(Excerpts from a dataset)
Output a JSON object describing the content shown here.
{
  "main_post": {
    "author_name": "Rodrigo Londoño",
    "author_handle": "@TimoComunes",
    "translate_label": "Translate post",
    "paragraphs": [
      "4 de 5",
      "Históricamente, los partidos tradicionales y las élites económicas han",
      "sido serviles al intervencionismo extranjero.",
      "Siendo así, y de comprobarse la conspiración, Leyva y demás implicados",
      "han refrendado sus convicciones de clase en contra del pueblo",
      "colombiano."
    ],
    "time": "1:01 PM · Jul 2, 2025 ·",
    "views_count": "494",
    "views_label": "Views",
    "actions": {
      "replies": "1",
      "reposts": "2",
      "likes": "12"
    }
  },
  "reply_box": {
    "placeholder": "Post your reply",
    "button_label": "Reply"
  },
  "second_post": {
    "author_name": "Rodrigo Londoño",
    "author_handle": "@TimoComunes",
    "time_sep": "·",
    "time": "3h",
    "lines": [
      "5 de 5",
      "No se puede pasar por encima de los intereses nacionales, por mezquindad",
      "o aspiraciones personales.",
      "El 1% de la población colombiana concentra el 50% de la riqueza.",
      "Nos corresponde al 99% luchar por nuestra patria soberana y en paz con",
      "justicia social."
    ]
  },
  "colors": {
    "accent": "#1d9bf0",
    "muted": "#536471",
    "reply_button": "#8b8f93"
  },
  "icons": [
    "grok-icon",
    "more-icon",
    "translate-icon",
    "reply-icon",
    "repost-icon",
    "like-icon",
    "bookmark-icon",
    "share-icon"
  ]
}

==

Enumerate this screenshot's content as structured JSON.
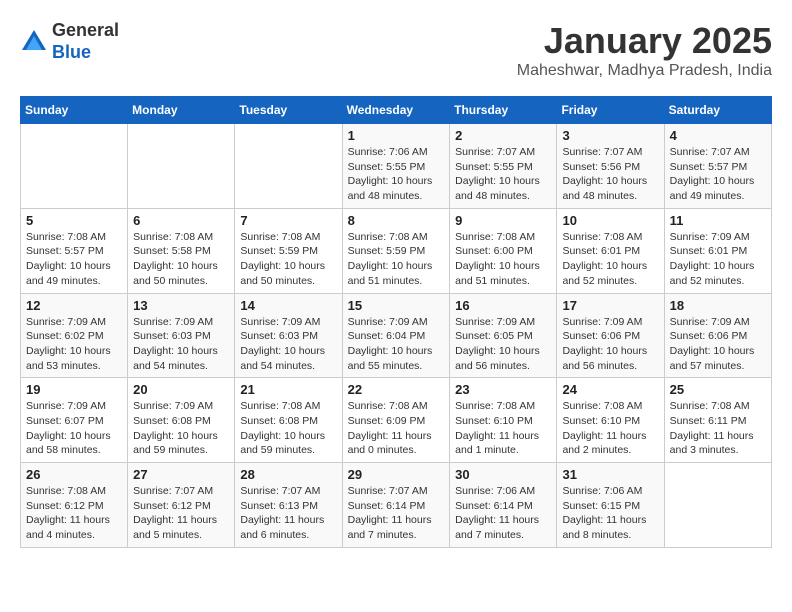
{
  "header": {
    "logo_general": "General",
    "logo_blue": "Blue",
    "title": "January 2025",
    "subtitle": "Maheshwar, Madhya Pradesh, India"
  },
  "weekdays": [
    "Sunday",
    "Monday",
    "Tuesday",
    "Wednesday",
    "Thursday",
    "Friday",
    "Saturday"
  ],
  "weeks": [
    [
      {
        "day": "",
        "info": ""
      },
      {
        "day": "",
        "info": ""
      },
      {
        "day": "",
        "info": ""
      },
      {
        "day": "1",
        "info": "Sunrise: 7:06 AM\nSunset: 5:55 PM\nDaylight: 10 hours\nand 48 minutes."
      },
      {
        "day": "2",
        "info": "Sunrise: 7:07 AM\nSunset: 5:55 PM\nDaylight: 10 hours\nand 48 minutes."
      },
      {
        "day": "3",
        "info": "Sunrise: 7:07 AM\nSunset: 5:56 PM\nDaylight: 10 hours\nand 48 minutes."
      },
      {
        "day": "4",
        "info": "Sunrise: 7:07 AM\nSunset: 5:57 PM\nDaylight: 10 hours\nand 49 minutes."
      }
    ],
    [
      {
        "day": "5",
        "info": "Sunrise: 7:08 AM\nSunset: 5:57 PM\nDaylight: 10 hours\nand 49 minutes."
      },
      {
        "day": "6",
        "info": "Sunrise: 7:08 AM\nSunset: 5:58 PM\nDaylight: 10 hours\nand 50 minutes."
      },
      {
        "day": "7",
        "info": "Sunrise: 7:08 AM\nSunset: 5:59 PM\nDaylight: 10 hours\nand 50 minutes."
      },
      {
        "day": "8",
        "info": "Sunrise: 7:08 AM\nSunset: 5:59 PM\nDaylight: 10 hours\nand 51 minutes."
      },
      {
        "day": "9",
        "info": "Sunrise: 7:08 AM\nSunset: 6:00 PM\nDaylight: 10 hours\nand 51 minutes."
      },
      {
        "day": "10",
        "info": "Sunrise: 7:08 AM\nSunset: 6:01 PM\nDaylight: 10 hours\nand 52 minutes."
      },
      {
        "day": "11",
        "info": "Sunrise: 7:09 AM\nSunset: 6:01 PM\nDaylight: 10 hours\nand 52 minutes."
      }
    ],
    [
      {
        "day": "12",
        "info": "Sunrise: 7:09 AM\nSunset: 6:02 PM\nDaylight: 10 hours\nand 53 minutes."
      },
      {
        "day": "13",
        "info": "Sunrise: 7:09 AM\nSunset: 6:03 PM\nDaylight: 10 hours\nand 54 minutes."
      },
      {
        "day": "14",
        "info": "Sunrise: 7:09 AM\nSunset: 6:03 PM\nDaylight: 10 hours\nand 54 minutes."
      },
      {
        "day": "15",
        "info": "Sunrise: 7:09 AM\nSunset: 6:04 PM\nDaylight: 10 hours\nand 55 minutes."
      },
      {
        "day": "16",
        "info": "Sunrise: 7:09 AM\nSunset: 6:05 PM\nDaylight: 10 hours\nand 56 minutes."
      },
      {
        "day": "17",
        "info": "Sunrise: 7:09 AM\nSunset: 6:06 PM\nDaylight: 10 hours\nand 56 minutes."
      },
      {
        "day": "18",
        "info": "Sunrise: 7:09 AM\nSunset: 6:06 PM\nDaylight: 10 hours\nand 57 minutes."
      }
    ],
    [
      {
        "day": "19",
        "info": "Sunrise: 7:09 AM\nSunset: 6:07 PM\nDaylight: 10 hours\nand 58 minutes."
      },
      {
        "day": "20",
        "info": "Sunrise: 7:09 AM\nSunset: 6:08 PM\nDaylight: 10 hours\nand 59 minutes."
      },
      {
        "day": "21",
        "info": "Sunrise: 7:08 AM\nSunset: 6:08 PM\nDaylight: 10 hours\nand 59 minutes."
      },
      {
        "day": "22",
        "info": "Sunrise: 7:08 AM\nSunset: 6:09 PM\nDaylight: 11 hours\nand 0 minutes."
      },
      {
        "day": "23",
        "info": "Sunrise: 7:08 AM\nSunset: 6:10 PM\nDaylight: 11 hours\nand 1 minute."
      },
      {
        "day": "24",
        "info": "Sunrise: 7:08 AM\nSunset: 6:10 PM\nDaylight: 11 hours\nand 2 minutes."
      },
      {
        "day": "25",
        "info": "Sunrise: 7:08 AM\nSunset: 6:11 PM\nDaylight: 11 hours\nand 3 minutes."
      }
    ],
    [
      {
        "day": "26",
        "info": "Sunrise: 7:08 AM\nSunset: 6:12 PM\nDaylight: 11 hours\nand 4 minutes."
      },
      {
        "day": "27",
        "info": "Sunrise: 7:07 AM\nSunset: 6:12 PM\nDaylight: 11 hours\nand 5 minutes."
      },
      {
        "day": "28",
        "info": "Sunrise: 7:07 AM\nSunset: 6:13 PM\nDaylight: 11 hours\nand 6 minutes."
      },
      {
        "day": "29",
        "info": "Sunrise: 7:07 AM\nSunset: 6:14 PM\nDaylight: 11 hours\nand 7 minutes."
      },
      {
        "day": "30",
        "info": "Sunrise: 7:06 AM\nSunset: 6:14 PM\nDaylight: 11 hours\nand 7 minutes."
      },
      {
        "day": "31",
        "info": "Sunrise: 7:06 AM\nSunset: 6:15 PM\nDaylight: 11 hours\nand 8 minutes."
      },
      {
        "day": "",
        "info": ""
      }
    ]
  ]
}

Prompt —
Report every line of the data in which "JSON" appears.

Expected answer —
Output a JSON object describing the content shown here.
Enumerate this screenshot's content as structured JSON.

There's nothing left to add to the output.